AIM OF THE EXERCISE
Work through the records below and copy every line that includes "Composite".

DATA UNDER STUDY
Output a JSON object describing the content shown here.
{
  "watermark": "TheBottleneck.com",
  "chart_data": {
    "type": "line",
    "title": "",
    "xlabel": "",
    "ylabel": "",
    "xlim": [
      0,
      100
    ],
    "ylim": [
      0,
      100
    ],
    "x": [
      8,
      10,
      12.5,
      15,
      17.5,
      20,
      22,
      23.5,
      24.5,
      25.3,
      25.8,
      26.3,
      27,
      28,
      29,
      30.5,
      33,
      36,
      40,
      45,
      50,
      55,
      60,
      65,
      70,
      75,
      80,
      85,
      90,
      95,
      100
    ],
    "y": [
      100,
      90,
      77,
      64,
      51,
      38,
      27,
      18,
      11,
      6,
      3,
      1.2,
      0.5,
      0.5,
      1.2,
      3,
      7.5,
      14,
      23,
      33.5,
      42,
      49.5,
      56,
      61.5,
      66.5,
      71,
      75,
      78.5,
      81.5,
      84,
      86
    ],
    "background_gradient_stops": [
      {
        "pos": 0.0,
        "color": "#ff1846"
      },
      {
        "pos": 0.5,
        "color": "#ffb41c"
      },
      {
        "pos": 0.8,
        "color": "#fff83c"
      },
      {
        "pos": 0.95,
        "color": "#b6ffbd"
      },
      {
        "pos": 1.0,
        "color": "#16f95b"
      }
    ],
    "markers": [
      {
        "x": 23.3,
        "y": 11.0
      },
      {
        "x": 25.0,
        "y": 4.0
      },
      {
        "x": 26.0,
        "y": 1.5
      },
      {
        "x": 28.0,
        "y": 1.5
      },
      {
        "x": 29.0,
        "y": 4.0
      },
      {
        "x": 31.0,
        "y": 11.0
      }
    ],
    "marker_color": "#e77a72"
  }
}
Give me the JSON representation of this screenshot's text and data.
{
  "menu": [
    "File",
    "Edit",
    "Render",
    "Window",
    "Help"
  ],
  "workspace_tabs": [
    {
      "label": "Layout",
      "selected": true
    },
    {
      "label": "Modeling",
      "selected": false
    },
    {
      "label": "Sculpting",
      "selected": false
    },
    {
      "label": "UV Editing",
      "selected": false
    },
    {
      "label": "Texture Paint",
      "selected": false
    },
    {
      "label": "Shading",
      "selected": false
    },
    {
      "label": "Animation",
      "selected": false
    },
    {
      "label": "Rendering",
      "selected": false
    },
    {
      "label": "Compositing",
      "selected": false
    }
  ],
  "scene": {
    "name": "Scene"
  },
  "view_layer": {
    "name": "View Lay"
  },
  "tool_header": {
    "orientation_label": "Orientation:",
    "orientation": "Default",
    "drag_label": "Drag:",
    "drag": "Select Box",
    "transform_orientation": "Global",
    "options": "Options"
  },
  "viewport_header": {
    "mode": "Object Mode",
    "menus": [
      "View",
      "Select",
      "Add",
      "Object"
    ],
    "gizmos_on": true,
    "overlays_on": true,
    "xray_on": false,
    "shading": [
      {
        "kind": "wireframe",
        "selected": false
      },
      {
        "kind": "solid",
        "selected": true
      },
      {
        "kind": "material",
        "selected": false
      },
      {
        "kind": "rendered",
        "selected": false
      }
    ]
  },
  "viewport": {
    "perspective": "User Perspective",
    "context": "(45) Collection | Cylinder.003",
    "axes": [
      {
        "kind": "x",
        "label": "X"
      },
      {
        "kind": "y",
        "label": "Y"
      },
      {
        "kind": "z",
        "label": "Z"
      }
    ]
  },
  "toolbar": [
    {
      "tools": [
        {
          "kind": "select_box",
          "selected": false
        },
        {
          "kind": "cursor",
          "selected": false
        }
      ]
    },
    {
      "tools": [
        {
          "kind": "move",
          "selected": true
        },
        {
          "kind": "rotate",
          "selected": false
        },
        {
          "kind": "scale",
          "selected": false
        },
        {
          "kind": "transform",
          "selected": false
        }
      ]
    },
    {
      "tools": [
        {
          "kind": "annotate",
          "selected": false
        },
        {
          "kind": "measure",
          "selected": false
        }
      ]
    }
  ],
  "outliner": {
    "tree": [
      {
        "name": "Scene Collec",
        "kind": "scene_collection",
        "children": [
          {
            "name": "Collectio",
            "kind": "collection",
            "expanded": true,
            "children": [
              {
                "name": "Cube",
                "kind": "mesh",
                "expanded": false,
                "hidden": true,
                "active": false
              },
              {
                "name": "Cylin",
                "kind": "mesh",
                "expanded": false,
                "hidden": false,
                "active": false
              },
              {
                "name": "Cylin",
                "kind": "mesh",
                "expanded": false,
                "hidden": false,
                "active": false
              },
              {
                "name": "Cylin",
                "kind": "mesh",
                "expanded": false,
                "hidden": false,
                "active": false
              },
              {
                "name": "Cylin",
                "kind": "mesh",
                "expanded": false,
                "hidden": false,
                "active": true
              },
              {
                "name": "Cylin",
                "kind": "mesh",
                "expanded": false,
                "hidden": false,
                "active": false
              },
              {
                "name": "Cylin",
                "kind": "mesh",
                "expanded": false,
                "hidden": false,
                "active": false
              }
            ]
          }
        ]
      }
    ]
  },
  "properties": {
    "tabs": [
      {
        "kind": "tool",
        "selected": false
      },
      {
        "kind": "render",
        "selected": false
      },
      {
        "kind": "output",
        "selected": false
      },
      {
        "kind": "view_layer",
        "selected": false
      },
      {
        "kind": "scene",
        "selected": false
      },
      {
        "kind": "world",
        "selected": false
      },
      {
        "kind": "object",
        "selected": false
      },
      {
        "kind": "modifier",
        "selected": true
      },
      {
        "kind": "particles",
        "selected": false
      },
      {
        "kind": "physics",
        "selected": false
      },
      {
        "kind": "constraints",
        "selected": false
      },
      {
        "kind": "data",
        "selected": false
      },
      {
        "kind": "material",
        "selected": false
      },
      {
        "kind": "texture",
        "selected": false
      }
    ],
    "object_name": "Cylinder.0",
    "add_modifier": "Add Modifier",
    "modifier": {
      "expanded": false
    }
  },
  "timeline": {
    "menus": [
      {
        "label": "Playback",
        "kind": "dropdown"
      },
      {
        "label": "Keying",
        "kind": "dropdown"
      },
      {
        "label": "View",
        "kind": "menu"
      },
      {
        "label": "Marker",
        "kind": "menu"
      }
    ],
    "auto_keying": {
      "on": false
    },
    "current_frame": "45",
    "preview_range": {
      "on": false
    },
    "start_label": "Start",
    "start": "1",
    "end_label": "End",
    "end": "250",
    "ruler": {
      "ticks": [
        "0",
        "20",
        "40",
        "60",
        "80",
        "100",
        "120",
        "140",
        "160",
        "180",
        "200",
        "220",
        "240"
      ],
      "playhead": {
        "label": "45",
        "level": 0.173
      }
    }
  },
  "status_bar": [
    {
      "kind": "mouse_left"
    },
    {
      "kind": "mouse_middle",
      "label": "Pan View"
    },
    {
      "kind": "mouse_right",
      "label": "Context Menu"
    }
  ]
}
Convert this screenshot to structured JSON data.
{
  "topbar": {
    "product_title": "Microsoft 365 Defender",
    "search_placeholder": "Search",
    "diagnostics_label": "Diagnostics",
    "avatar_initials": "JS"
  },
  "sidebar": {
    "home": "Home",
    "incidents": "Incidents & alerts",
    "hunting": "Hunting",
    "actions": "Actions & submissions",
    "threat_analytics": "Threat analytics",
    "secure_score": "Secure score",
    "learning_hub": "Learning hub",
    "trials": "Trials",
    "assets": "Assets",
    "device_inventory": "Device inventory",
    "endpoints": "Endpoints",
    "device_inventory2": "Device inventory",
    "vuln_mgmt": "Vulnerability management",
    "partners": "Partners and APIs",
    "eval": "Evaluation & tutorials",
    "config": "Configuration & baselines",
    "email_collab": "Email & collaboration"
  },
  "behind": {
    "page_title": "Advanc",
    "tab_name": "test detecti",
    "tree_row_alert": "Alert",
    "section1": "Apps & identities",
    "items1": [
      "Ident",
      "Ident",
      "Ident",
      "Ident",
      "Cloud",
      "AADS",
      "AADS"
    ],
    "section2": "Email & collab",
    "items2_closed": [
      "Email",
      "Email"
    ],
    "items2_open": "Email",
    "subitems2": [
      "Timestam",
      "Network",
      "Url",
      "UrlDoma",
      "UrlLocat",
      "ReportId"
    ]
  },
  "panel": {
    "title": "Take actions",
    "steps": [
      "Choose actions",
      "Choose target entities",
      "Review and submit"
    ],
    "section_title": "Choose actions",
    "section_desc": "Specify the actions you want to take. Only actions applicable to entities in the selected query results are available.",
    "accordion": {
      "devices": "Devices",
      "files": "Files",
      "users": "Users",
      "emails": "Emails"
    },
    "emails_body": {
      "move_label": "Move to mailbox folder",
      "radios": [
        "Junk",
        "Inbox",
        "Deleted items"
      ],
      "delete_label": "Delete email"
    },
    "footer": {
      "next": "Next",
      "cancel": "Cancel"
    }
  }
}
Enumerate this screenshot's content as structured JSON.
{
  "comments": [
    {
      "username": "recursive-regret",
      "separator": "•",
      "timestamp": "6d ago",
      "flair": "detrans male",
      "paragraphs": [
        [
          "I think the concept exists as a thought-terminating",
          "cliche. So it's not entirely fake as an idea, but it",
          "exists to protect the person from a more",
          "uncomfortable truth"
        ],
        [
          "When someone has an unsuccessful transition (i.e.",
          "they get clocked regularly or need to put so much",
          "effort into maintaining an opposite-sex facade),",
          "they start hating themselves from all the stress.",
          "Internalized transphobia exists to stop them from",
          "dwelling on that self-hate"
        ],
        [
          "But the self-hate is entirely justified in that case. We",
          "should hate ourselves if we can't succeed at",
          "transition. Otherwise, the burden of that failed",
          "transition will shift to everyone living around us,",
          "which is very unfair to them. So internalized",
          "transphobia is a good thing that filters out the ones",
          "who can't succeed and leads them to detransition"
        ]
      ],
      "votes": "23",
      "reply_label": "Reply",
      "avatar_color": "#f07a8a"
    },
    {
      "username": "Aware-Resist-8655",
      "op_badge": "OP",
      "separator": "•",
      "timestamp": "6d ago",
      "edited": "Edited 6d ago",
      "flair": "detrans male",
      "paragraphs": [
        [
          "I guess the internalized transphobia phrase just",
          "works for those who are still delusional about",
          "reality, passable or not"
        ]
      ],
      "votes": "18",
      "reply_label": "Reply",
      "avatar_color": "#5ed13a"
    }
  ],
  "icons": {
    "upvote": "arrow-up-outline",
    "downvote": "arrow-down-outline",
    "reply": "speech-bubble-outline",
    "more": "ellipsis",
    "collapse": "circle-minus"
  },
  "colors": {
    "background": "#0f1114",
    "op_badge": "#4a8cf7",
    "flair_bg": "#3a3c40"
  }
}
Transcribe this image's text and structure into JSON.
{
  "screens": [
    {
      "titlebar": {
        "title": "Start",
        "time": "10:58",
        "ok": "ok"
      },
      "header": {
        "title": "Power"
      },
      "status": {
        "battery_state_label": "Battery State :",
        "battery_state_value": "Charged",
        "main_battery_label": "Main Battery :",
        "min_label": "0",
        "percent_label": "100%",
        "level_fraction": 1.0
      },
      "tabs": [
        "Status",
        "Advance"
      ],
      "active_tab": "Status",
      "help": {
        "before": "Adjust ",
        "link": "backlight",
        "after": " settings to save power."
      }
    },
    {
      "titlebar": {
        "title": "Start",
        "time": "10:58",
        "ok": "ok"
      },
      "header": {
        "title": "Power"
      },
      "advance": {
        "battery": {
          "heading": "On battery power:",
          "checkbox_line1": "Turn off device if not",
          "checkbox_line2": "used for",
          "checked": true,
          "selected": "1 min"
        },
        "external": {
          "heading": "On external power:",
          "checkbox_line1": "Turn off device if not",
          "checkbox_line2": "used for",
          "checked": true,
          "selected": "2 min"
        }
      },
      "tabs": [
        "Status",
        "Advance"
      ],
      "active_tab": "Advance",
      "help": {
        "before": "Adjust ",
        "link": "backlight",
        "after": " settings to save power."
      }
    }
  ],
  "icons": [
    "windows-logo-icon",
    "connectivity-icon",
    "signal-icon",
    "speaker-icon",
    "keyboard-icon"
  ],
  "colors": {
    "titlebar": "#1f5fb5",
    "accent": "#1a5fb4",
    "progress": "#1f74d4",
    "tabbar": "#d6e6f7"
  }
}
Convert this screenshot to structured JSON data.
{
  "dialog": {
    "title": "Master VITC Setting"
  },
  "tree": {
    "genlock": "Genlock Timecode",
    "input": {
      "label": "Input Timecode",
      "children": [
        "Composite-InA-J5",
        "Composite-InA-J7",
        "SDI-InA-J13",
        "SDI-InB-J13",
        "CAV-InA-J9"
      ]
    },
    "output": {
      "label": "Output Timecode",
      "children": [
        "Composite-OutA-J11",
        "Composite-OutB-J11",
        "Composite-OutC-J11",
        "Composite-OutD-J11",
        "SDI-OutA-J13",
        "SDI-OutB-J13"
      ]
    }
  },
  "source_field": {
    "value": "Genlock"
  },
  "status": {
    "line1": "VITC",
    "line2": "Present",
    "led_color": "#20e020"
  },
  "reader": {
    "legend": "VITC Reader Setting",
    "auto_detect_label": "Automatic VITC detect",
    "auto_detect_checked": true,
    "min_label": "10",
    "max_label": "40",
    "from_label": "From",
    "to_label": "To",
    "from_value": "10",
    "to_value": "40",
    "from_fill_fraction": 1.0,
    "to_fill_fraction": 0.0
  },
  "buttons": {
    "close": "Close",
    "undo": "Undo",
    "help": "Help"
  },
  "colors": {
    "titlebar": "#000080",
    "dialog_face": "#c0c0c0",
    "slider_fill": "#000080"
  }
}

SOLVED PROBLEM
        "Composite-InA-J5",
        "Composite-InA-J7",
        "Composite-OutA-J11",
        "Composite-OutB-J11",
        "Composite-OutC-J11",
        "Composite-OutD-J11",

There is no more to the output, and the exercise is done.